Kane County State’s Attorney Joseph McMahon had no illusions about the task at hand when he accepted the special prosecutor role in the criminal prosecution of Chicago police Officer Jason Van Dyke.
“We knew that we would be second-guessed,” McMahon told media Friday, shortly after Van Dyke had been convicted of second-degree murder and 16 counts of aggravated battery with a firearm in the 2014 shooting death of teen Laquan McDonald.
“We knew that we would be criticized by some people in law enforcement. We knew that maybe even some other prosecutors across the country would question or second-guess the decision to accept this assignment,” he said.
McMahon’s role in the historic murder trial began more than two years ago on Aug. 4, 2016, when Cook County Judge Vincent Gaughan appointed the Kane County State’s Attorney’s Office to the case. Cook County’s top prosecutor, Anita Alvarez, had just been defeated in her re-election bid and recused her office from the prosecution.
Gaughan asked several state’s attorneys if they’d be interested in handling the case, but it was McMahon who eventually said yes.
“Those of us who are elected to this job have a responsibility to accept cases when we’re able to, whether they’re popular or unpopular, whether they’re difficult or straightforward. That’s the main reason I took the case,” he told Chicago Tonight on Monday.
A native of Carpentersville, Illinois, McMahon attended both the University of Iowa and the John Marshall Law School in Chicago before starting his legal career as an assistant state’s attorney in Kane County in 1992.
He was first appointed to his role his Kane County state’s attorney in 2010 after several years in private practice and a two-year stint as Deputy Chief of Criminal Prosecutions in the Illinois Attorney General’s Office. He has since been re-elected to his current post twice, in 2012 and 2016.
McMahon, 52, describes himself as an avid “outdoor enthusiast” who has completed two Ironman triathlons and three marathons. He currently resides in Plato Center, Illinois, with his wife and three children.
Though he had some experience prosecuting police officers, McMahon was not the first choice of many Chicagoans who had petitioned for a new prosecutor in the Van Dyke case. Community groups and activists expressed apprehension Gaughan had chosen someone not only from outside Cook County, but from a predominantly white area.
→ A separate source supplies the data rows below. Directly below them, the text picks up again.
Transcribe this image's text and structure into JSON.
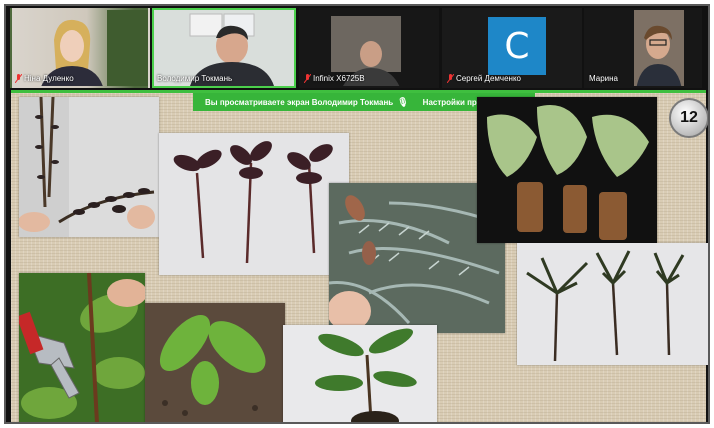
{
  "participants": [
    {
      "name": "Ніна Дуленко",
      "muted": true
    },
    {
      "name": "Володимир Токмань",
      "muted": false,
      "active": true
    },
    {
      "name": "Infinix X6725B",
      "muted": true
    },
    {
      "name": "Сергей Демченко",
      "muted": true,
      "avatar_letter": "C"
    },
    {
      "name": "Марина",
      "muted": false
    }
  ],
  "share_banner": {
    "text": "Вы просматриваете экран  Володимир Токмань",
    "view_options": "Настройки просмотра"
  },
  "slide": {
    "number_badge": "12"
  },
  "colors": {
    "active_border": "#4cd04c",
    "banner_bg": "#37b53a",
    "avatar_bg": "#1e87c8"
  }
}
"Kane County is about 90 percent white, 6 percent black,” the Rev. Gregory Livingston reportedly said after McMahon’s appointment. “I wonder what makes him best choice as lead prosecutor, how much has he done in urban situations between black men and police officers.”
Moments after earning the biggest conviction of his career, McMahon seemed to reference those early concerns in his comments to the media.
“We have kept our focus on the actions of Jason Van Dyke the night of Oct. 20, 2014, and although we all live 30, 40 miles west of here, we don’t live in a vacuum,” he said. “We are aware of the concerns of the urban community, especially here in Chicago, but also in our home towns of Elgin and Rockford and Aurora, Illinois.
“The end of this trial marks an opportunity for this city to come together. This investigation and this criminal prosecution of Jason Van Dyke, I believe, reflects our shared values, and has been the result of people simply doing the right thing.”
McMahon joins us in conversation.